The Large White, considered to be the world's best bacon pig, was introduced into New Zealand in the late 1920s. However, although it produced well indoors, it was not suited to outdoor farms, and so became less popular. In the early 1940s, P. G. Stevens at Lincoln College, Canterbury, crossed the Large White and Tamworth to produce the Lincoln Red. This breed was popular for a time in Canterbury, but disappeared when the breeding herd died.
In 1959, Landrace pigs began to be imported from Australia. They were white and had floppy ears – unlike the pricked ears of those breeds which had until then been predominant in New Zealand.
The Berkshire pig has almost disappeared. In the early 2000s the favoured breeding combination was a Large White–Landrace female and either a Berkshire, Tamworth or Large Black, or one of the newer ‘terminal sires’ (used to produce the animal that will be sold to market). The main terminal sires used in New Zealand are boars of the Duroc and Hampshire breeds.

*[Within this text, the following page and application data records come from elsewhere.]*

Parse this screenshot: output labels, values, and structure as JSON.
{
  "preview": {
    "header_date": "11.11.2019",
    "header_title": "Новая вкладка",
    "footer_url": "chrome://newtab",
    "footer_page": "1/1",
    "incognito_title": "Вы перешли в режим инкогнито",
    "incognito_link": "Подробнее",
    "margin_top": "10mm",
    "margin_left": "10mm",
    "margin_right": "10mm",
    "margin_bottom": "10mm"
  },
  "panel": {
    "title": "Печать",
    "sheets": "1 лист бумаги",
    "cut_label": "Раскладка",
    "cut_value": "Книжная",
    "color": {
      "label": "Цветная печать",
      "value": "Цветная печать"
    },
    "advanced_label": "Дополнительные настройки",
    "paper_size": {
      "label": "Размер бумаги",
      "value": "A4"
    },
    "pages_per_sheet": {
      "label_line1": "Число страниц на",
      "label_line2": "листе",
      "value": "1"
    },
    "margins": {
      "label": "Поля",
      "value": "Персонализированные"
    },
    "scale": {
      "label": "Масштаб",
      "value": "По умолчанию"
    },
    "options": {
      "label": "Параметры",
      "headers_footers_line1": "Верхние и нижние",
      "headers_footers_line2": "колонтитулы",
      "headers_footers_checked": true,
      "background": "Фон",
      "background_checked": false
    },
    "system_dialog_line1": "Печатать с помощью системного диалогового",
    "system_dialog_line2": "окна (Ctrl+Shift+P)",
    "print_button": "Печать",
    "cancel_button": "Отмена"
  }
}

Individual breeds are becoming less important as the world’s major pig-breeding companies develop hybrids that grow faster and bigger on less food, and bear more live piglets.